_Exercise_
Below are the records; print them again exactly and omit the pictures.
--- Material shown Enclosed Below ---
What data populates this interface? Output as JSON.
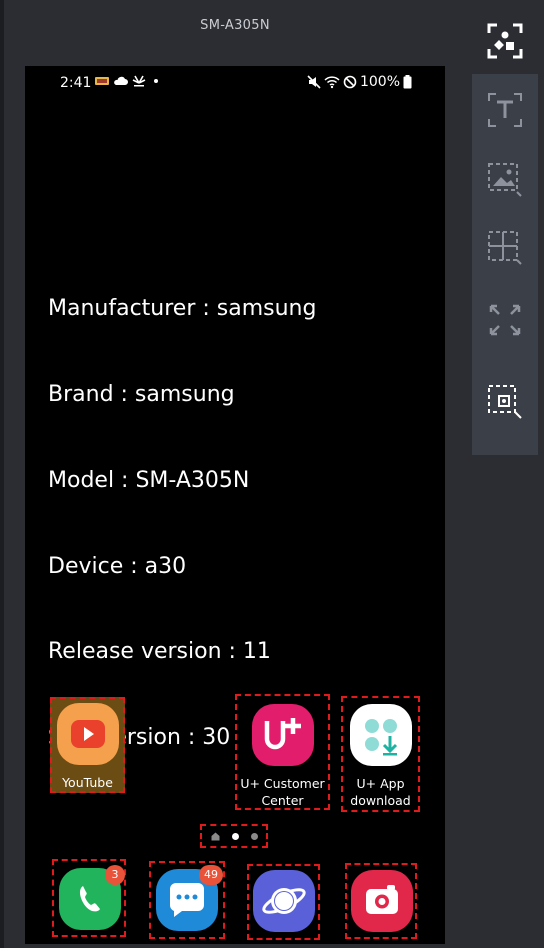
{
  "window": {
    "device_title": "SM-A305N"
  },
  "status_bar": {
    "time": "2:41",
    "battery": "100%",
    "left_icons": [
      "notification-icon",
      "cloud-icon",
      "huawei-news-icon",
      "dot-icon"
    ],
    "right_icons": [
      "mute-icon",
      "wifi-icon",
      "no-sign-icon",
      "battery-icon"
    ]
  },
  "device_info": {
    "manufacturer": "Manufacturer : samsung",
    "brand": "Brand : samsung",
    "model": "Model : SM-A305N",
    "device": "Device : a30",
    "release": "Release version : 11",
    "sdk": "SDK version : 30"
  },
  "home_apps": [
    {
      "label": "YouTube",
      "icon": "youtube-icon",
      "color": "#f4a04c",
      "highlighted": true
    },
    {
      "label": "U+ Customer Center",
      "label_line1": "U+ Customer",
      "label_line2": "Center",
      "icon": "uplus-icon",
      "color": "#e21d6c"
    },
    {
      "label": "U+ App download",
      "label_line1": "U+ App",
      "label_line2": "download",
      "icon": "app-download-icon",
      "color": "#ffffff"
    }
  ],
  "dock_apps": [
    {
      "name": "Phone",
      "icon": "phone-icon",
      "color": "#21b45d",
      "badge": "3"
    },
    {
      "name": "Messages",
      "icon": "messages-icon",
      "color": "#1f8ad8",
      "badge": "49"
    },
    {
      "name": "Internet",
      "icon": "internet-icon",
      "color": "#5a61d8",
      "badge": ""
    },
    {
      "name": "Camera",
      "icon": "camera-icon",
      "color": "#e2284a",
      "badge": ""
    }
  ],
  "page_indicator": {
    "pages": 3,
    "current": 2
  },
  "tools": [
    "text-select-icon",
    "image-select-icon",
    "grid-select-icon",
    "expand-icon",
    "element-select-icon"
  ],
  "colors": {
    "highlight_border": "#e11b1b",
    "panel_bg": "#3b3f47",
    "app_bg": "#2b2d33"
  }
}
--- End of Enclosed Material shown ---
_Response to this exercise_
What data populates this interface? Output as JSON.
{
  "window": {
    "device_title": "SM-A305N"
  },
  "status_bar": {
    "time": "2:41",
    "battery": "100%",
    "left_icons": [
      "notification-icon",
      "cloud-icon",
      "huawei-news-icon",
      "dot-icon"
    ],
    "right_icons": [
      "mute-icon",
      "wifi-icon",
      "no-sign-icon",
      "battery-icon"
    ]
  },
  "device_info": {
    "manufacturer": "Manufacturer : samsung",
    "brand": "Brand : samsung",
    "model": "Model : SM-A305N",
    "device": "Device : a30",
    "release": "Release version : 11",
    "sdk": "SDK version : 30"
  },
  "home_apps": [
    {
      "label": "YouTube",
      "icon": "youtube-icon",
      "color": "#f4a04c",
      "highlighted": true
    },
    {
      "label": "U+ Customer Center",
      "label_line1": "U+ Customer",
      "label_line2": "Center",
      "icon": "uplus-icon",
      "color": "#e21d6c"
    },
    {
      "label": "U+ App download",
      "label_line1": "U+ App",
      "label_line2": "download",
      "icon": "app-download-icon",
      "color": "#ffffff"
    }
  ],
  "dock_apps": [
    {
      "name": "Phone",
      "icon": "phone-icon",
      "color": "#21b45d",
      "badge": "3"
    },
    {
      "name": "Messages",
      "icon": "messages-icon",
      "color": "#1f8ad8",
      "badge": "49"
    },
    {
      "name": "Internet",
      "icon": "internet-icon",
      "color": "#5a61d8",
      "badge": ""
    },
    {
      "name": "Camera",
      "icon": "camera-icon",
      "color": "#e2284a",
      "badge": ""
    }
  ],
  "page_indicator": {
    "pages": 3,
    "current": 2
  },
  "tools": [
    "text-select-icon",
    "image-select-icon",
    "grid-select-icon",
    "expand-icon",
    "element-select-icon"
  ],
  "colors": {
    "highlight_border": "#e11b1b",
    "panel_bg": "#3b3f47",
    "app_bg": "#2b2d33"
  }
}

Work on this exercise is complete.